But this week, there was Indiana coach Bill Lynch, still trying to get over what happened to his team Saturday. The Hoosiers had the ball almost 42 minutes. They lost, 42-35, because in those other 18 minutes, Robinson had it.
“Denard is a great, great football player,” said Lynch. “I’ve never been around a game where the statistical things you normally look at that lend to winning a football game don’t matter.”
Robinson, long-striding into the secondary with his dreadlocks and shoelaces flapping — he doesn’t tie them — seems to render old assumptions useless.
Here’s the course Robinson has taken to becoming the hands-down Heisman leader:
• In the UConn opener, he rushes for 197 yards, goes 19-of-22 passing. His 383 yards of total offense set Michigan’s school record.
• He resets the total-offense record with 502 yards against Notre Dame and becomes the ninth player in NCAA history to top 200 yards rushing and passing.
• A modest day against Massachusetts brings 104 yards on 17 carries and 10-of-14 passing for 241 yards.
• Before leaving nine minutes into the Bowling Green game with a minor knee problem, he carries five times for 129 yards and completes all four passes.
• Against Indiana, he runs for 217 yards on 19 carries and throws for 277 on 10 of 16 — that’s 27.7 yards a completion. And now he’s the first player to have two 200-200 games in a season.
Denard Robinson: Showstopper, gasp-maker, coach-saver.
“We saw some glimpses of Denard last year,” says coach Rich Rodriguez, his seat cooled by Michigan’s 5-0 start. “We knew he was going to be an outstanding player.”
Robinson came from Deerfield Beach, Fla., where he mostly fell into that nether world of “athlete” in recruiting. Michigan coaches, looking for the next Pat White — he shepherded Rodriguez’s success at West Virginia, essentially winning him the Michigan job — went to check him out.
“We watched him on film, and obviously he was a very good athlete,” Rodriguez says. “The coaches saw him in practice, called me and said, ‘Hey, coach, he throws better in person than he does on film.’ “

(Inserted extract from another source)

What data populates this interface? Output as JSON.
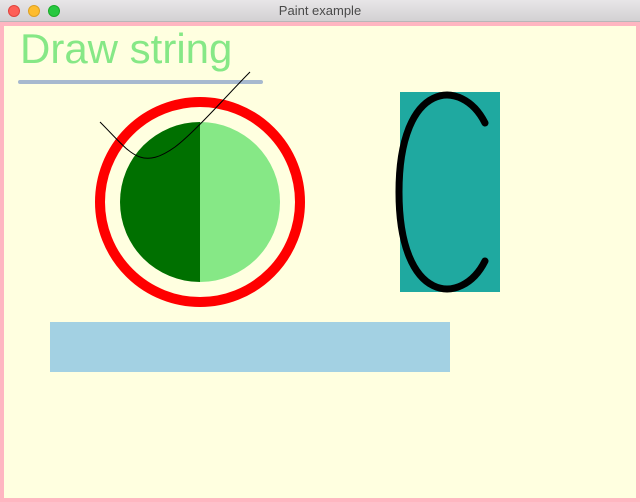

Florida was on him, too, but Robinson saw a chance to play sooner at Michigan.
“I guess I’m in the right place at the right time,” he said this week on a conference call. “Right coaches, right place, right teammates.”

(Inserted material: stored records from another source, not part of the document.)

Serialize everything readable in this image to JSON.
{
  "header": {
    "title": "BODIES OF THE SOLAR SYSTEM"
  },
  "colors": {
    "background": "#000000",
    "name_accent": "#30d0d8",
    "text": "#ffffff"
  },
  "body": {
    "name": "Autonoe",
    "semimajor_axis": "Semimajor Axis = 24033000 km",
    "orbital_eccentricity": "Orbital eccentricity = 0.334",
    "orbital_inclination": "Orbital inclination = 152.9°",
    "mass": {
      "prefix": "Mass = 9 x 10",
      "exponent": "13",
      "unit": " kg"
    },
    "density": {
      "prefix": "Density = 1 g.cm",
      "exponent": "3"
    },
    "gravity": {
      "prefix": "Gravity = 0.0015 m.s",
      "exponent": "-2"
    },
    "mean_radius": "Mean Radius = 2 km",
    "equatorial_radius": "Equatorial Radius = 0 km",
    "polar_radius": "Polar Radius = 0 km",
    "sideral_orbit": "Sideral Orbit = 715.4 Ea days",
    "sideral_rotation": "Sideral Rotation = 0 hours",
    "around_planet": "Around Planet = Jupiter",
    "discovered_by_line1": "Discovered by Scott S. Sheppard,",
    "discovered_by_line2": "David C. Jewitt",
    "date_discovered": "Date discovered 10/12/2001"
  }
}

Rodriguez compares Robinson’s leadership ability to White’s, while Robinson deflects that to a handful of teammates, among them guard Steve Schilling of Bellevue.
Starting Saturday, it gets harder for Robinson, whose team faces Michigan State and a preseason All-American linebacker in Greg Jones. Then it’s Iowa and Penn State, which doubtless want no part in the growing legend of Denard Robinson.
“I wouldn’t say I’m famous yet,” he said, laughing. “A lot of people know me around town. That’s about it.”
Like the explosion from his first to his second season, that could change.
The end around
• In the Rio Grande Rivalry, New Mexico (0-5) meets New Mexico State (0-4) in a matchup of the Nos. 116 and 118 offenses. As they say, tickets are moving briskly but good seats remain.
• Minnesota and Wisconsin face off in the most-played series in the country: 120 times, or continuous since 1890 but for 1906, when President Teddy Roosevelt ordered a cooling-off period because football was seen as becoming too rough.
• Georgia (1-4) hosts Tennessee (2-3), the Bulldogs risking a five-game losing streak for the first time since 1953.
• Ole Miss is working to replace its mascot, Colonel Reb, because of sentiment that it represents Old South imagery. Still, there’s heavy backing on campus to keep him in place.
• Gary Crowton, ex-Oregon assistant, got caught in the crossfire of criticism after LSU’s clock-mismanaged victory over Tennessee. Coach Les Miles took responsibility but said Crowton called the last series and told reporters, “I don’t know if we could have planned it any poorer. That series of plays was embarrassing to me.”
Bud Withers: 206-464-8281 or firstname.lastname@example.org